• Required action:
The full set of entries has to be output exactly.

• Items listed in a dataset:
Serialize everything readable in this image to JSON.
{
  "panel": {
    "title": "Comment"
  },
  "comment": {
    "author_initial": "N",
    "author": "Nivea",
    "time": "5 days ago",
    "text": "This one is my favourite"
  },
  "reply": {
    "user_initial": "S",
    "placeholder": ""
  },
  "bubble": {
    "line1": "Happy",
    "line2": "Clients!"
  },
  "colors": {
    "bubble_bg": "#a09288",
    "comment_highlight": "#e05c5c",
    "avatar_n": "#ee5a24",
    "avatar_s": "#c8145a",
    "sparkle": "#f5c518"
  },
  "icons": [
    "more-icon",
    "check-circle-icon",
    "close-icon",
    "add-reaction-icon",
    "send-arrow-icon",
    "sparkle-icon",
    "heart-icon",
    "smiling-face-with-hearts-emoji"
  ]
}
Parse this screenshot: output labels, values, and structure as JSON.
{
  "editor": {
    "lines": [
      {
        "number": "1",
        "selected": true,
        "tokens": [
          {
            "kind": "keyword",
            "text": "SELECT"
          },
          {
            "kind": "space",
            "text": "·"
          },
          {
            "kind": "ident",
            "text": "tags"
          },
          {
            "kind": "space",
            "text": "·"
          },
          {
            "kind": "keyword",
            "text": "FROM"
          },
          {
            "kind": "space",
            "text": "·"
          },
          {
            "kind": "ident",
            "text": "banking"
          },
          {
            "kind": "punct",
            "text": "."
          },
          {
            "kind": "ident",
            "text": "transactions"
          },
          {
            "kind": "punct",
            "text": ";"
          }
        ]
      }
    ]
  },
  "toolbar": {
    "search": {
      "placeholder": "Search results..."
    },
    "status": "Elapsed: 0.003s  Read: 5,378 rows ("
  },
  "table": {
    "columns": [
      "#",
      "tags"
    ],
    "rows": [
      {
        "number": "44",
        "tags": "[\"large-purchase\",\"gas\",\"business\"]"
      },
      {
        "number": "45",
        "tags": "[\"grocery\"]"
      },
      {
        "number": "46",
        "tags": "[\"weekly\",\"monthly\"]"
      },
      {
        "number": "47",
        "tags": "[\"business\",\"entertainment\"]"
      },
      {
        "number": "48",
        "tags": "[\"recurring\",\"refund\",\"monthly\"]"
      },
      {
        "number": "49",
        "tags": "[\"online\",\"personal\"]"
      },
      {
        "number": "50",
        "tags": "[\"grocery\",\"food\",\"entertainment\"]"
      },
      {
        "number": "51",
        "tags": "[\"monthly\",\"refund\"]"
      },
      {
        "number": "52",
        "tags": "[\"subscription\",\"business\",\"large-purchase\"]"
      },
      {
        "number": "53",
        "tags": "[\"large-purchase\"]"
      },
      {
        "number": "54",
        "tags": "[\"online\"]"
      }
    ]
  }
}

• Reply to the exercise:
Serialize everything readable in this image to JSON.
{
  "panel": {
    "title": "Comment"
  },
  "comment": {
    "author_initial": "N",
    "author": "Nivea",
    "time": "5 days ago",
    "text": "This one is my favourite"
  },
  "reply": {
    "user_initial": "S",
    "placeholder": ""
  },
  "bubble": {
    "line1": "Happy",
    "line2": "Clients!"
  },
  "colors": {
    "bubble_bg": "#a09288",
    "comment_highlight": "#e05c5c",
    "avatar_n": "#ee5a24",
    "avatar_s": "#c8145a",
    "sparkle": "#f5c518"
  },
  "icons": [
    "more-icon",
    "check-circle-icon",
    "close-icon",
    "add-reaction-icon",
    "send-arrow-icon",
    "sparkle-icon",
    "heart-icon",
    "smiling-face-with-hearts-emoji"
  ]
}
Parse this screenshot: output labels, values, and structure as JSON.
{
  "editor": {
    "lines": [
      {
        "number": "1",
        "selected": true,
        "tokens": [
          {
            "kind": "keyword",
            "text": "SELECT"
          },
          {
            "kind": "space",
            "text": "·"
          },
          {
            "kind": "ident",
            "text": "tags"
          },
          {
            "kind": "space",
            "text": "·"
          },
          {
            "kind": "keyword",
            "text": "FROM"
          },
          {
            "kind": "space",
            "text": "·"
          },
          {
            "kind": "ident",
            "text": "banking"
          },
          {
            "kind": "punct",
            "text": "."
          },
          {
            "kind": "ident",
            "text": "transactions"
          },
          {
            "kind": "punct",
            "text": ";"
          }
        ]
      }
    ]
  },
  "toolbar": {
    "search": {
      "placeholder": "Search results..."
    },
    "status": "Elapsed: 0.003s  Read: 5,378 rows ("
  },
  "table": {
    "columns": [
      "#",
      "tags"
    ],
    "rows": [
      {
        "number": "44",
        "tags": "[\"large-purchase\",\"gas\",\"business\"]"
      },
      {
        "number": "45",
        "tags": "[\"grocery\"]"
      },
      {
        "number": "46",
        "tags": "[\"weekly\",\"monthly\"]"
      },
      {
        "number": "47",
        "tags": "[\"business\",\"entertainment\"]"
      },
      {
        "number": "48",
        "tags": "[\"recurring\",\"refund\",\"monthly\"]"
      },
      {
        "number": "49",
        "tags": "[\"online\",\"personal\"]"
      },
      {
        "number": "50",
        "tags": "[\"grocery\",\"food\",\"entertainment\"]"
      },
      {
        "number": "51",
        "tags": "[\"monthly\",\"refund\"]"
      },
      {
        "number": "52",
        "tags": "[\"subscription\",\"business\",\"large-purchase\"]"
      },
      {
        "number": "53",
        "tags": "[\"large-purchase\"]"
      },
      {
        "number": "54",
        "tags": "[\"online\"]"
      }
    ]
  }
}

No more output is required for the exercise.